Toads are supposed to have bumpy skin whereas frogs are supposed to have smooth skin.  This frog, however, has bumpy skin.  Go figure.

I found it sitting on the apron of one of the canyon’s bridges across Sabino Creek.  There were two or three Red-spotted Toads within feet of it and one had to look closely to determine that yes, this is a Canyon Tree Frog and not another Red-spotted Toad.

These little frogs have a limited ability to change their body appearance to match their backgrounds.  This individual comes across as a sort of creamy beige in color.  But, look closely at it and you’ll see a pattern of faint dark markings on its skin.  If the frog were sitting against a mottled background the dark areas might become much more prominent so as to help the frog camouflage itself.

Most amphibians have fascinating eyes no matter how bland their appearance might otherwise be.  The Canyon Tree Frog is no exception.  I find those dark gold eyes to be extraordinary.  The frog’s pupil is intersected by a vertical black band and a horizontal black one, giving the eye the appearance of having a cross on it.

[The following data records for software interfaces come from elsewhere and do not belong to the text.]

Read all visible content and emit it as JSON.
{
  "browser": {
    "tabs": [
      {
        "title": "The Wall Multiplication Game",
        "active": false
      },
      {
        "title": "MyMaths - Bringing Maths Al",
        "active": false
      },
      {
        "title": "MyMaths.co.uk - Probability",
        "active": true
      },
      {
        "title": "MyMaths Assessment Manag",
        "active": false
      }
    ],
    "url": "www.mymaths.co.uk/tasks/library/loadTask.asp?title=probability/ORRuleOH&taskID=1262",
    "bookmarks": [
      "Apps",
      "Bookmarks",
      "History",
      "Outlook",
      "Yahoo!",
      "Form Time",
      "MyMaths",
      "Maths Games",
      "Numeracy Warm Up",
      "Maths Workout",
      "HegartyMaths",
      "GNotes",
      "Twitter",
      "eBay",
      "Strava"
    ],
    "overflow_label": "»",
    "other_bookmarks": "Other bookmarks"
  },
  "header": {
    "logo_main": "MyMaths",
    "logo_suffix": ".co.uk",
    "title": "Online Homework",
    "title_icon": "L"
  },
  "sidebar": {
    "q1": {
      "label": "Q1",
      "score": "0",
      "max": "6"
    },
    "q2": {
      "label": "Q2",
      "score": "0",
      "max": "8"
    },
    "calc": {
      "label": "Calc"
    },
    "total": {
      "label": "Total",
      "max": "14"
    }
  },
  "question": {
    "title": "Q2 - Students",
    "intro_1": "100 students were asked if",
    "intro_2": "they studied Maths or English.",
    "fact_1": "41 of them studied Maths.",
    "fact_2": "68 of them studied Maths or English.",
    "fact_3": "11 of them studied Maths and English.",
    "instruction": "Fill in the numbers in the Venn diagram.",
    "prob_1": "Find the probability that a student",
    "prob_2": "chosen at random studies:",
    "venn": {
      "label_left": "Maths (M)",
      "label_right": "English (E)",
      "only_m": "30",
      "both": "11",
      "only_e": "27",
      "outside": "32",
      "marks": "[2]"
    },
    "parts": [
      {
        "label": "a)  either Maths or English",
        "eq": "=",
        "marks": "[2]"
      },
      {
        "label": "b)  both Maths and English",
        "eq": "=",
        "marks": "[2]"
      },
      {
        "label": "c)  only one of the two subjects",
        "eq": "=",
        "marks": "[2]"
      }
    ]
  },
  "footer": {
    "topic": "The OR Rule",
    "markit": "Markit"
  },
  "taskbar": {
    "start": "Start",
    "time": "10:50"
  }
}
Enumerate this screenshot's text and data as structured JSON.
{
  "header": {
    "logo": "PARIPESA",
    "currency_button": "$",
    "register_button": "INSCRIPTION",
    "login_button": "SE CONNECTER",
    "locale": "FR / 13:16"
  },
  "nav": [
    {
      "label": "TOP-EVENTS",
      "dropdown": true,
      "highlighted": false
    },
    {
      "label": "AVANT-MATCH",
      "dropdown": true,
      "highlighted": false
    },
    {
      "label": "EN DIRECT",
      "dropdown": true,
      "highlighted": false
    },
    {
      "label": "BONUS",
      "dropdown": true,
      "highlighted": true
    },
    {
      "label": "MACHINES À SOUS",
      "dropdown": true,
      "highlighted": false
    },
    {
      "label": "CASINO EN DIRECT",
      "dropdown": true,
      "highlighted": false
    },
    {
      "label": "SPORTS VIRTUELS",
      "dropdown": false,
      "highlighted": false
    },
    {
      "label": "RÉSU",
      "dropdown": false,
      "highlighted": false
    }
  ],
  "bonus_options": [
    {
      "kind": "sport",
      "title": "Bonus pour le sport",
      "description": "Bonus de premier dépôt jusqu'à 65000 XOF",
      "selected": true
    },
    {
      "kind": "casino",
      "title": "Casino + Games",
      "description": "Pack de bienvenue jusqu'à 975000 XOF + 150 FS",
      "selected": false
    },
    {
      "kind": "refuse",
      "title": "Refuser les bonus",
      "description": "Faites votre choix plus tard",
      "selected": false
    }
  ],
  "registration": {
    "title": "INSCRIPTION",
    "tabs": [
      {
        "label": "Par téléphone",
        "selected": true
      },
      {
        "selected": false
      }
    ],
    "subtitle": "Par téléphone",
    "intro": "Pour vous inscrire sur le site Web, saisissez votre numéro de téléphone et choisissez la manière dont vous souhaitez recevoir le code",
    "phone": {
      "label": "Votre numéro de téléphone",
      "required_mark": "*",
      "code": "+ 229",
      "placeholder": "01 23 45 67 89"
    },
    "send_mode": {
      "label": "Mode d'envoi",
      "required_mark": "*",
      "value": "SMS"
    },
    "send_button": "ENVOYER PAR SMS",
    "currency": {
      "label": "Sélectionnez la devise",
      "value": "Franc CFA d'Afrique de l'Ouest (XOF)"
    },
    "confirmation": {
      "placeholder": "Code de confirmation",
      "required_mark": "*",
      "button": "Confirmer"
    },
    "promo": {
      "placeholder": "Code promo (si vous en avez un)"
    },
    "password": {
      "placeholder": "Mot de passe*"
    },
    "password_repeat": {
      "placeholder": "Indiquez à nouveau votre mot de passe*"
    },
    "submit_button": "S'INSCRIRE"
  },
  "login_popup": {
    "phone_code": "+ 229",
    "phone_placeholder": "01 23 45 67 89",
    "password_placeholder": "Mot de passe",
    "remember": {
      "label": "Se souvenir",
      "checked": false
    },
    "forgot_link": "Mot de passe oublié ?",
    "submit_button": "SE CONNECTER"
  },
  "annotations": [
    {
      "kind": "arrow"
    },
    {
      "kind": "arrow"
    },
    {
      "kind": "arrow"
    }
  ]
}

Although Canyon Tree Frogs may be found throughout much of the southwestern United States and in a good part of Northern Mexico, they favor very specific habitats within that range.  At Sabino Canyon I see them only in the canyon’s riparian area, never more than a few yards from the creek.  That distinguishes them from some of the toads, like the Sonoran Desert and Red-spotted Toads, which may appear in the desert, hundreds of yards away from the creek, on nights after it has rained.

Image made with a Canon 5DS-R, 180mm f3.5L Macro lens assisted by Canon 600EX-RT Speedlite, M setting, ISO 160, f18 @ 1/160.